A Toronto retail worker has sold a rare Magic: The Gathering card to musician Post Malone for $2 million.
Brook Trafton – who realized his “childhood dream” when he discovered the rare card earlier this year – parted with his prized collectible after what he’d thought was a standard meet and greet with Post Malone turned into an “unexpected” sale.
“I was overwhelmed with joy and emotion,” Trafton said, recalling when he first uncovered the card, a one-of-a-kind discovery of such importance that he didn’t even tell his father until the card had been safely stored at a bank.
“How can someone like me actually find something so astronomical?”
After hiring a lawyer and a public relations firm, Trafton was contacted by representatives of Post Malone who said he wanted to meet him and see the card for himself.
“As soon as he saw [the card] he said: yes,” Trafton told the BBC. “I said: ‘Pardon?! Like, what do you mean?’
“He’s like: ‘Yes, I will take this card’. It was so magical. I’m not going to lie. I cried a little bit. I cried a lot.”
As for what’s so special about this particular card? Hailing from Magic: The Gathering’s Lord of the Rings set, the “One Ring” card is completely one-of-a-kind, making it one of the game’s rarest finds, particularly as it was discovered in perfect mint condition, too.
ICYMI, Magic: The Gathering creator Richard Garfield has founded a new game studio alongside veteran developers from Hearthstone, World of Warcraft, and Halo.
The new studio – known as Popularium – has already begun work on its first title, Chaos Agents, and is committed to taking a community-centric approach to the development process, just like beloved ARPG Hades.
“It solved a lot of the issues which often face games where you have either a constructible element or a strategic element…” Garfield said at the time, explaining his interest in bringing an “auto battler royale” to life.

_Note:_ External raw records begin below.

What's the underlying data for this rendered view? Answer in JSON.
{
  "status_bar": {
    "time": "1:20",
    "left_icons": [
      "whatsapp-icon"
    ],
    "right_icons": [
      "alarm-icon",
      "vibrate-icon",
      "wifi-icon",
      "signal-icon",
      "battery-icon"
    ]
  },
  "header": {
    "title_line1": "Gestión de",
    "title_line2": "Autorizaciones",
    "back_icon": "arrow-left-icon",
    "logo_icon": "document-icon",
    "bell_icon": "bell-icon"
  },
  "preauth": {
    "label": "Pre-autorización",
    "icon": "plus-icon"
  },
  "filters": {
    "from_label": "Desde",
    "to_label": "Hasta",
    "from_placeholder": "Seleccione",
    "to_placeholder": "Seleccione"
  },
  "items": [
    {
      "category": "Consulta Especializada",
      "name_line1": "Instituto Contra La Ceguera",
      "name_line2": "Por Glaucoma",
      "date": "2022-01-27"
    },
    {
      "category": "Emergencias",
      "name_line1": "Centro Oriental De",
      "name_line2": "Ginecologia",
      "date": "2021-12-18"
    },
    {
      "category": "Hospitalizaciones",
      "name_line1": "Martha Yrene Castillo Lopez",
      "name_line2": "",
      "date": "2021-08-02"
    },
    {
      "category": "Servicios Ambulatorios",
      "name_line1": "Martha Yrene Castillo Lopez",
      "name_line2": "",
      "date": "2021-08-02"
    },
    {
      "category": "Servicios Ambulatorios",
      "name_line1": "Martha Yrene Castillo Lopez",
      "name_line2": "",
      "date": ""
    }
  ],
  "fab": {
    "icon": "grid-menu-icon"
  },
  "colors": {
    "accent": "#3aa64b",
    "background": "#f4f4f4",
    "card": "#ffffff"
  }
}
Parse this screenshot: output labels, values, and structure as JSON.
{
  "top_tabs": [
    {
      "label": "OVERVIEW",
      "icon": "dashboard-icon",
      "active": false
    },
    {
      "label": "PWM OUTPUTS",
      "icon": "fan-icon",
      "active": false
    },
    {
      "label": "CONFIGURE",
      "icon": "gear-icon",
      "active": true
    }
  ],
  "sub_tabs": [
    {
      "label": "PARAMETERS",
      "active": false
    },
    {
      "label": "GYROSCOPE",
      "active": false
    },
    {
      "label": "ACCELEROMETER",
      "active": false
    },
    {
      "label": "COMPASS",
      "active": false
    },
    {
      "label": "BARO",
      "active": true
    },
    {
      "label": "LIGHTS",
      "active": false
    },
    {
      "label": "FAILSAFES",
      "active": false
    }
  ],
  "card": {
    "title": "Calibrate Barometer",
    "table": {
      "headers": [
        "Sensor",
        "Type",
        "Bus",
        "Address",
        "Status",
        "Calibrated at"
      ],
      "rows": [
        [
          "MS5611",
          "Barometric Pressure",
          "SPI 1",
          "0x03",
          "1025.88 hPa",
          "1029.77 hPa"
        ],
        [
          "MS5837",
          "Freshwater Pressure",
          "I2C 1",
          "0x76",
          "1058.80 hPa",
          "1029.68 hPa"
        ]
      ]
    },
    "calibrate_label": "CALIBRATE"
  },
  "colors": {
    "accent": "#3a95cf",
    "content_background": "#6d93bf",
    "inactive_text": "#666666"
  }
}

“It showed one of the directions you could go. The gameplay is very relaxed, very broad, that is, there’s no twitch in it, there’s no speed element… which [can] often limit your audience.”